**Assignment**
Give back a single figure: the number of lines in the entries below that contain "accent".

=== Section Start ===

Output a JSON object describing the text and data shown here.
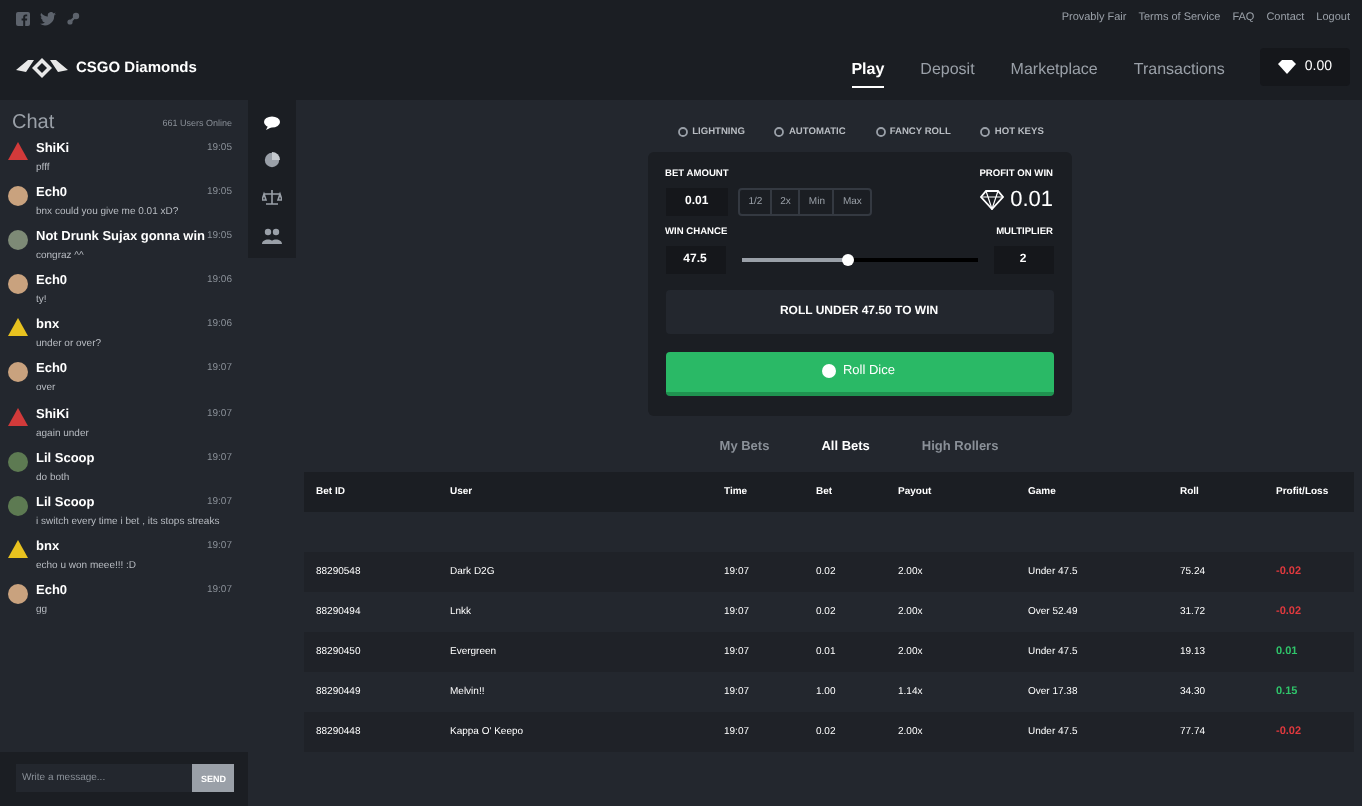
{
  "top_links": [
    "Provably Fair",
    "Terms of Service",
    "FAQ",
    "Contact",
    "Logout"
  ],
  "brand": "CSGO Diamonds",
  "nav": [
    {
      "label": "Play",
      "selected": true
    },
    {
      "label": "Deposit",
      "selected": false
    },
    {
      "label": "Marketplace",
      "selected": false
    },
    {
      "label": "Transactions",
      "selected": false
    }
  ],
  "balance": "0.00",
  "chat": {
    "title": "Chat",
    "online": "661 Users Online",
    "messages": [
      {
        "user": "ShiKi",
        "time": "19:05",
        "text": "pfff",
        "kind": "logo",
        "color": "#d23a3a"
      },
      {
        "user": "Ech0",
        "time": "19:05",
        "text": "bnx could you give me 0.01 xD?",
        "kind": "avatar",
        "color": "#c9a27e"
      },
      {
        "user": "Not Drunk Sujax gonna win",
        "time": "19:05",
        "text": "congraz ^^",
        "kind": "avatar",
        "color": "#7d8a76"
      },
      {
        "user": "Ech0",
        "time": "19:06",
        "text": "ty!",
        "kind": "avatar",
        "color": "#c9a27e"
      },
      {
        "user": "bnx",
        "time": "19:06",
        "text": "under or over?",
        "kind": "logo",
        "color": "#e8c21f"
      },
      {
        "user": "Ech0",
        "time": "19:07",
        "text": "over",
        "kind": "avatar",
        "color": "#c9a27e"
      },
      {
        "user": "ShiKi",
        "time": "19:07",
        "text": "again under",
        "kind": "logo",
        "color": "#d23a3a"
      },
      {
        "user": "Lil Scoop",
        "time": "19:07",
        "text": "do both",
        "kind": "avatar",
        "color": "#5d7a52"
      },
      {
        "user": "Lil Scoop",
        "time": "19:07",
        "text": "i switch every time i bet , its stops streaks",
        "kind": "avatar",
        "color": "#5d7a52"
      },
      {
        "user": "bnx",
        "time": "19:07",
        "text": "echo u won meee!!! :D",
        "kind": "logo",
        "color": "#e8c21f"
      },
      {
        "user": "Ech0",
        "time": "19:07",
        "text": "gg",
        "kind": "avatar",
        "color": "#c9a27e"
      }
    ],
    "input": {
      "placeholder": "Write a message..."
    },
    "send": "SEND"
  },
  "modes": [
    "LIGHTNING",
    "AUTOMATIC",
    "FANCY ROLL",
    "HOT KEYS"
  ],
  "dice": {
    "bet_label": "BET AMOUNT",
    "bet": "0.01",
    "quick": [
      "1/2",
      "2x",
      "Min",
      "Max"
    ],
    "profit_label": "PROFIT ON WIN",
    "profit": "0.01",
    "chance_label": "WIN CHANCE",
    "chance": "47.5",
    "level": 0.45,
    "multiplier_label": "MULTIPLIER",
    "multiplier": "2",
    "target": "ROLL UNDER 47.50 TO WIN",
    "roll": "Roll Dice"
  },
  "bet_tabs": [
    {
      "label": "My Bets",
      "selected": false
    },
    {
      "label": "All Bets",
      "selected": true
    },
    {
      "label": "High Rollers",
      "selected": false
    }
  ],
  "table": {
    "columns": [
      "Bet ID",
      "User",
      "Time",
      "Bet",
      "Payout",
      "Game",
      "Roll",
      "Profit/Loss"
    ],
    "rows": [
      {
        "cells": [
          "88290548",
          "Dark D2G",
          "19:07",
          "0.02",
          "2.00x",
          "Under 47.5",
          "75.24",
          "-0.02"
        ],
        "color": "#e0393e"
      },
      {
        "cells": [
          "88290494",
          "Lnkk",
          "19:07",
          "0.02",
          "2.00x",
          "Over 52.49",
          "31.72",
          "-0.02"
        ],
        "color": "#e0393e"
      },
      {
        "cells": [
          "88290450",
          "Evergreen",
          "19:07",
          "0.01",
          "2.00x",
          "Under 47.5",
          "19.13",
          "0.01"
        ],
        "color": "#2fc46a"
      },
      {
        "cells": [
          "88290449",
          "Melvin!!",
          "19:07",
          "1.00",
          "1.14x",
          "Over 17.38",
          "34.30",
          "0.15"
        ],
        "color": "#2fc46a"
      },
      {
        "cells": [
          "88290448",
          "Kappa O' Keepo",
          "19:07",
          "0.02",
          "2.00x",
          "Under 47.5",
          "77.74",
          "-0.02"
        ],
        "color": "#e0393e"
      }
    ]
  }
}
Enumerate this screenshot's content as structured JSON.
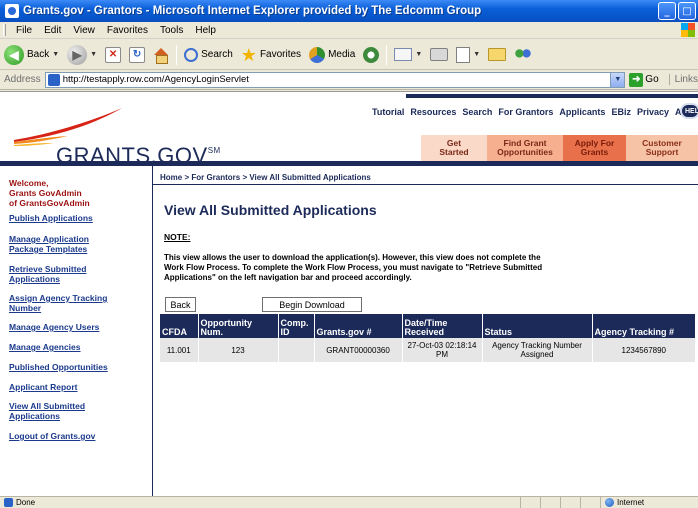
{
  "window": {
    "title": "Grants.gov - Grantors - Microsoft Internet Explorer provided by The Edcomm Group"
  },
  "menu": [
    "File",
    "Edit",
    "View",
    "Favorites",
    "Tools",
    "Help"
  ],
  "toolbar": {
    "back_label": "Back",
    "search_label": "Search",
    "favorites_label": "Favorites",
    "media_label": "Media"
  },
  "address": {
    "label": "Address",
    "url": "http://testapply.row.com/AgencyLoginServlet",
    "go_label": "Go",
    "links_label": "Links"
  },
  "site": {
    "brand": "GRANTS.GOV",
    "brand_mark": "SM",
    "utility_nav": [
      "Tutorial",
      "Resources",
      "Search",
      "For Grantors",
      "Applicants",
      "EBiz",
      "Privacy",
      "About Us"
    ],
    "help_label": "HEL",
    "tabs": [
      {
        "line1": "Get",
        "line2": "Started"
      },
      {
        "line1": "Find Grant",
        "line2": "Opportunities"
      },
      {
        "line1": "Apply For",
        "line2": "Grants"
      },
      {
        "line1": "Customer",
        "line2": "Support"
      }
    ]
  },
  "sidebar": {
    "welcome": [
      "Welcome,",
      "Grants GovAdmin",
      "of GrantsGovAdmin"
    ],
    "links": [
      [
        "Publish Applications"
      ],
      [
        "Manage Application",
        "Package Templates"
      ],
      [
        "Retrieve Submitted",
        "Applications"
      ],
      [
        "Assign Agency Tracking",
        "Number"
      ],
      [
        "Manage Agency Users"
      ],
      [
        "Manage Agencies"
      ],
      [
        "Published Opportunities"
      ],
      [
        "Applicant Report"
      ],
      [
        "View All Submitted",
        "Applications"
      ],
      [
        "Logout of Grants.gov"
      ]
    ]
  },
  "content": {
    "breadcrumb": "Home > For Grantors > View All Submitted Applications",
    "title": "View All Submitted Applications",
    "note_label": "NOTE:",
    "note_lines": [
      "This view allows the user to download the application(s). However, this view does not complete the",
      "Work Flow Process. To complete the Work Flow Process, you must navigate to \"Retrieve Submitted",
      "Applications\" on the left navigation bar and proceed accordingly."
    ],
    "back_button": "Back",
    "download_button": "Begin Download",
    "table": {
      "headers": [
        [
          "CFDA"
        ],
        [
          "Opportunity",
          "Num."
        ],
        [
          "Comp.",
          "ID"
        ],
        [
          "Grants.gov #"
        ],
        [
          "Date/Time",
          "Received"
        ],
        [
          "Status"
        ],
        [
          "Agency Tracking #"
        ]
      ],
      "rows": [
        [
          "11.001",
          "123",
          "",
          "GRANT00000360",
          "27-Oct-03 02:18:14 PM",
          "Agency Tracking Number Assigned",
          "1234567890"
        ]
      ]
    }
  },
  "status": {
    "text": "Done",
    "zone": "Internet"
  },
  "colors": {
    "navy": "#1b2a58",
    "welcome_red": "#9b1111",
    "link_blue": "#1b3a8c",
    "row_gray": "#e6e6e6"
  }
}
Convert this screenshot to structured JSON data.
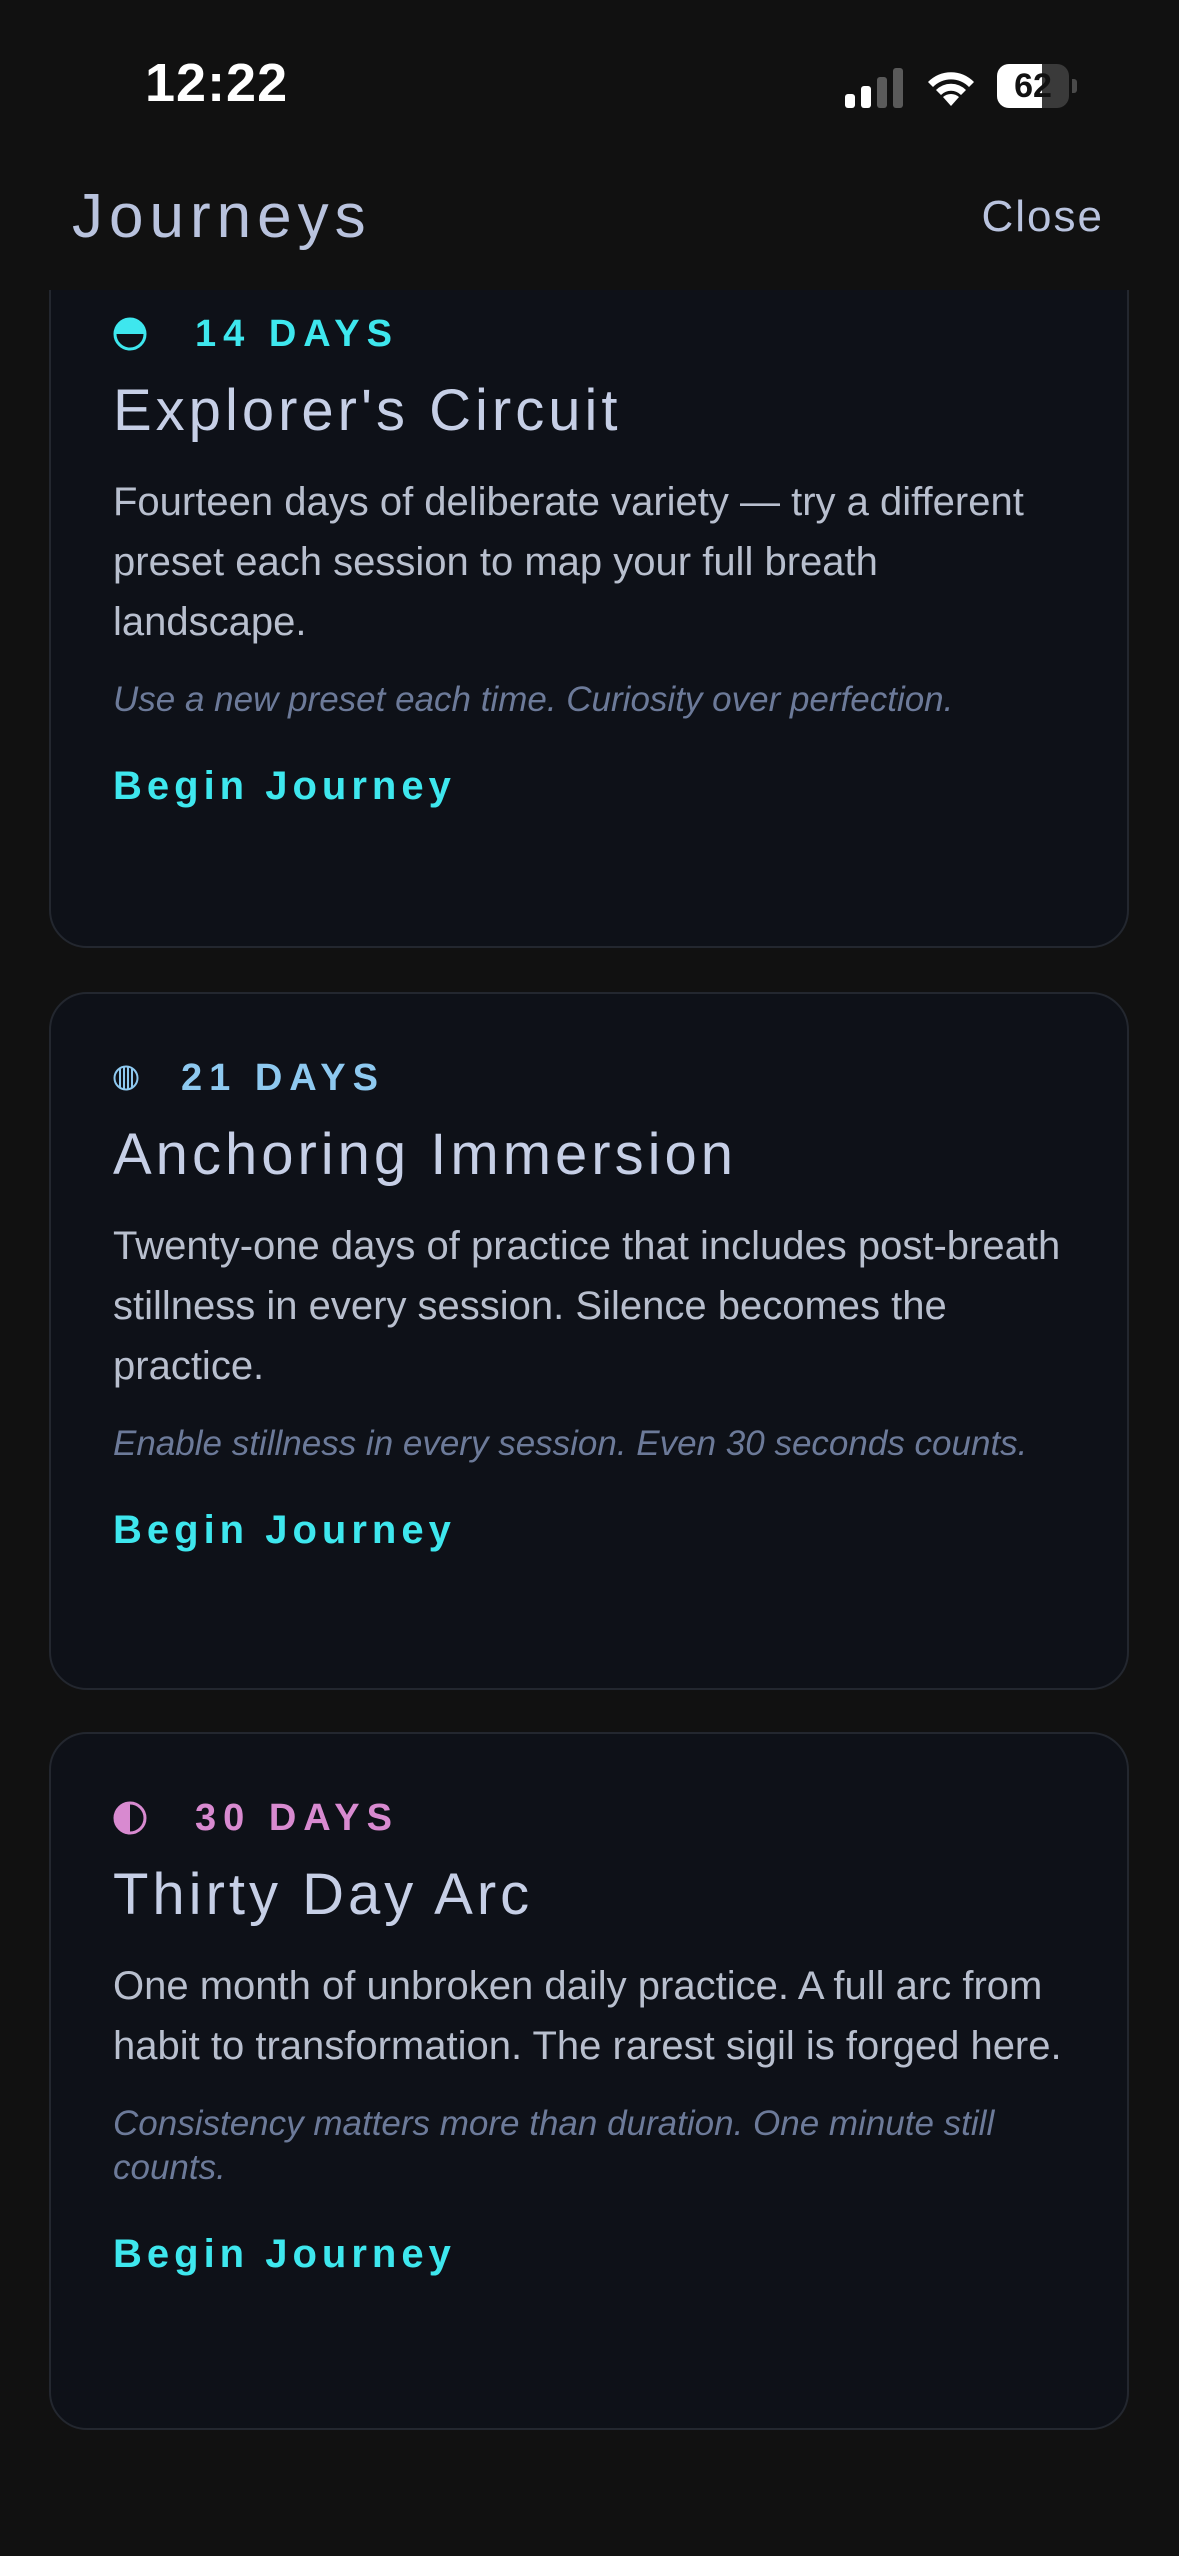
{
  "status_bar": {
    "time": "12:22",
    "battery_percent": 62,
    "battery_text": "62",
    "signal_icon": "cellular-signal-icon",
    "wifi_icon": "wifi-icon"
  },
  "header": {
    "title": "Journeys",
    "close_label": "Close"
  },
  "journeys": [
    {
      "days_label": "14 DAYS",
      "icon": "half-moon-icon",
      "accent": "#3ee7ee",
      "title": "Explorer's Circuit",
      "description": "Fourteen days of deliberate variety — try a different preset each session to map your full breath landscape.",
      "hint": "Use a new preset each time. Curiosity over perfection.",
      "button_label": "Begin Journey"
    },
    {
      "days_label": "21 DAYS",
      "icon": "striped-circle-icon",
      "accent": "#8ec9f0",
      "title": "Anchoring Immersion",
      "description": "Twenty-one days of practice that includes post-breath stillness in every session. Silence becomes the practice.",
      "hint": "Enable stillness in every session. Even 30 seconds counts.",
      "button_label": "Begin Journey"
    },
    {
      "days_label": "30 DAYS",
      "icon": "half-circle-icon",
      "accent": "#d88ad0",
      "title": "Thirty Day Arc",
      "description": "One month of unbroken daily practice. A full arc from habit to transformation. The rarest sigil is forged here.",
      "hint": "Consistency matters more than duration. One minute still counts.",
      "button_label": "Begin Journey"
    }
  ]
}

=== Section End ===

**Answer section**
3